Capnography is a fast, non-invasive technique that is easily administered and accurately measures exhaled ETCO2 concentration. ETCO2 levels respond to changes in ventilation, perfusion, and metabolic state, alteration of which is well documented following a traumatic brain injury. This study examined the relationship between ETCOlevels and severity of TBI as measured by injury severity indicators including Glasgow Coma Scale (GCS) score, Computerized Tomography (CT) findings, and requirement of neurosurgical intervention.


This prospective cohort study enrolled adult patients presenting to a Level 1 trauma center following a MMTBI defined by blunt head trauma followed by loss of consciousness, amnesia, or disorientation and a GCS 9-15. ETCOmeasurements were recorded from the prehospital and emergency department records and compared to indicators of TBI severity.

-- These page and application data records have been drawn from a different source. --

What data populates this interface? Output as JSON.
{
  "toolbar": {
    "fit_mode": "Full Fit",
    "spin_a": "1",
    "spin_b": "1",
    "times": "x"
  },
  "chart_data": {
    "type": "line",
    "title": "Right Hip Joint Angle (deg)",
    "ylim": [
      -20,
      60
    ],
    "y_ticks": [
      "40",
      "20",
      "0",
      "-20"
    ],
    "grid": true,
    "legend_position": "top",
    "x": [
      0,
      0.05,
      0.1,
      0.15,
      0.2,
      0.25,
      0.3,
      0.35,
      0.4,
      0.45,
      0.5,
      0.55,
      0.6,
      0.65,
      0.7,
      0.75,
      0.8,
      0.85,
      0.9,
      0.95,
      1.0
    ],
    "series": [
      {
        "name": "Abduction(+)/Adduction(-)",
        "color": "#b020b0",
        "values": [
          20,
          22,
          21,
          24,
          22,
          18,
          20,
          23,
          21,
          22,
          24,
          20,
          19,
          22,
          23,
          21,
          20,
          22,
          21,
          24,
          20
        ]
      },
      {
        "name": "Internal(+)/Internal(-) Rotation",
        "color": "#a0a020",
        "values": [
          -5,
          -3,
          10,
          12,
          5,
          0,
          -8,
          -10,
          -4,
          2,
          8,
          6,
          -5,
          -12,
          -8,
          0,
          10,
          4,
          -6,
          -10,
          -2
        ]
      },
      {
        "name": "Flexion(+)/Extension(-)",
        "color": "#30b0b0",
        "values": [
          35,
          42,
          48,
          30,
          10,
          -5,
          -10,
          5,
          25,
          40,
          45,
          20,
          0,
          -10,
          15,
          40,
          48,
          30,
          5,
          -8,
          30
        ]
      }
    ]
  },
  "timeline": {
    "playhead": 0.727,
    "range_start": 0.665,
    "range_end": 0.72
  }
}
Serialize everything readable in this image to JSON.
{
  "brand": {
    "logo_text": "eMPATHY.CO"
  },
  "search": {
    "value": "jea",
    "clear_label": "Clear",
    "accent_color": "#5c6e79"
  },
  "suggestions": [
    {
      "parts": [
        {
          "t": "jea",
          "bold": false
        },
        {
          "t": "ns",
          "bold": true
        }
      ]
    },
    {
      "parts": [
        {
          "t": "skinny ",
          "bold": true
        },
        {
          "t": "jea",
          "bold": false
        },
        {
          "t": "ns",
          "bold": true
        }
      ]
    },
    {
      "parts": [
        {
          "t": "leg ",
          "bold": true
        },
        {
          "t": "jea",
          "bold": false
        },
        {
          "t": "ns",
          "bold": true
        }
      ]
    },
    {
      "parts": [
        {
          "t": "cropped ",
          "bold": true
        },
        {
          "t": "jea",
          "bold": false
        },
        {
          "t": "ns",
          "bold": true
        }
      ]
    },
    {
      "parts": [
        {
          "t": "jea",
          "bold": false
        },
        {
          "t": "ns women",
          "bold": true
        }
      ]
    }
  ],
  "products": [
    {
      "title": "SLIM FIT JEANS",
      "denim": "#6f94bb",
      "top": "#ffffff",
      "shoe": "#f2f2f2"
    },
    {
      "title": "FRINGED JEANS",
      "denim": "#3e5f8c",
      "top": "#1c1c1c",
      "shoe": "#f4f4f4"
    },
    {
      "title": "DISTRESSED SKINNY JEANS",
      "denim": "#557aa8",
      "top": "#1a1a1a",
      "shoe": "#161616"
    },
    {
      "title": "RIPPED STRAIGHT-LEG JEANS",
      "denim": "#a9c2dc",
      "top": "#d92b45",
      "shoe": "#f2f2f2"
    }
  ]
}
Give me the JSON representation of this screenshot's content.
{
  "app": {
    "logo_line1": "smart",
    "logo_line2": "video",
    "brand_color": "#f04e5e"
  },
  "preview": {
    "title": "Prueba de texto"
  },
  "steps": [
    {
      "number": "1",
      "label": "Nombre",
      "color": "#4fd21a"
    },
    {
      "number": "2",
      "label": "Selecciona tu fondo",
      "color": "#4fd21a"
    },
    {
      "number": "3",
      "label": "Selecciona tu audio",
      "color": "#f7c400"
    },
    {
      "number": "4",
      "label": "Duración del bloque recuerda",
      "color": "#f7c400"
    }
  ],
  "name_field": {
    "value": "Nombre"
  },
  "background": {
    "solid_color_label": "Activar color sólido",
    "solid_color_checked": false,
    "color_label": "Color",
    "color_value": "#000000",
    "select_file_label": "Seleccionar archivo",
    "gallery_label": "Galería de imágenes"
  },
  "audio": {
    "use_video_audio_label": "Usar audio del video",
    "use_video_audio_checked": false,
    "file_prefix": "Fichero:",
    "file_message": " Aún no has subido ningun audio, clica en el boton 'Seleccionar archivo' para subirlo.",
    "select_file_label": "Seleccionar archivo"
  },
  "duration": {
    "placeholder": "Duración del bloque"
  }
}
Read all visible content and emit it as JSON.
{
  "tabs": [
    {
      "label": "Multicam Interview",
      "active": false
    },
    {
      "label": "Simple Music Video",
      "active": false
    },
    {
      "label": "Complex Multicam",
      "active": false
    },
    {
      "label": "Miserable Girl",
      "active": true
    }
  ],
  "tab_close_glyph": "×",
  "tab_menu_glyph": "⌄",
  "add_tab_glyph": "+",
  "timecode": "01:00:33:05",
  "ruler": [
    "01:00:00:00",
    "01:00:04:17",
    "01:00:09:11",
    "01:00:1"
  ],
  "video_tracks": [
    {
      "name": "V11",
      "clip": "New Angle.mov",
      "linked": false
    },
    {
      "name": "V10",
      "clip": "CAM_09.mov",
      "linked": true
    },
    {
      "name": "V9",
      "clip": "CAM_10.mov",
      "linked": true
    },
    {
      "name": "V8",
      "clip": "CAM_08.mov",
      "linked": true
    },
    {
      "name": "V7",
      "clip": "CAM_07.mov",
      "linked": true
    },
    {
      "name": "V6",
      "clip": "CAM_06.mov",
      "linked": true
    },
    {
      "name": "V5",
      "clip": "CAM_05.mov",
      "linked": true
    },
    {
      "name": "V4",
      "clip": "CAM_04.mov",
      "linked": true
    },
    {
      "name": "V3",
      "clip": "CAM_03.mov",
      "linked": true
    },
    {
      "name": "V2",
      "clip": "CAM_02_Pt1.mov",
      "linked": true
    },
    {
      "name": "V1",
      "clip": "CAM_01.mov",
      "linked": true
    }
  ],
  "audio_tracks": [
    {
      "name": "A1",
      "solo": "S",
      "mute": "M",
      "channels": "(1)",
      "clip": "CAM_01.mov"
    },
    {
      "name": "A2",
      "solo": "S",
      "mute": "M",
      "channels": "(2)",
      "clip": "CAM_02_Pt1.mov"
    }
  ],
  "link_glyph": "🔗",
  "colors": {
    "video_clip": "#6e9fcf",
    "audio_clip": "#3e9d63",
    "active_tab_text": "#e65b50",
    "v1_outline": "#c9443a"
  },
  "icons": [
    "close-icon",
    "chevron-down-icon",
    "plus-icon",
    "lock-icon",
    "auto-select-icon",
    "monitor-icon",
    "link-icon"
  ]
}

Of the 46 patients enrolled, 21 (46%) had a normal ETCOlevel and 25 (54%) had an abnormal ETCOlevel. The mean age of enrolled patients was 40 (range 19-70) and 32 (70%) were male. Mechanisms of injury included motor vehicle collision in 19 (41%), motor cycle collision in 9 (20%), fall in 8 (17%), bicycle/pedestrian struck in 8 (17%) and other in 2 (4%). Eight (17%) patients had a GCS 9-12 and 38 (83%) had a GCS 13-15. Of the 11 (24%) patients with intracranial lesions on CT, 10 (91%) had an abnormal ETCOlevel (p=0.006). Of the 5 (11%) patients who required a neurosurgical intervention 100% had an abnormal ETCOlevel (p=0.05).


Abnormal levels of ETCOwere significantly associated with clinical measures of brain injury severity, in particular, the need for neurosurgical intervention. Future applications of ETCO2 levels include integration of noninvasive vital signs to predict the extent of injury. Further research with a larger sample of TBI patients will be required to better understand and validate these findings.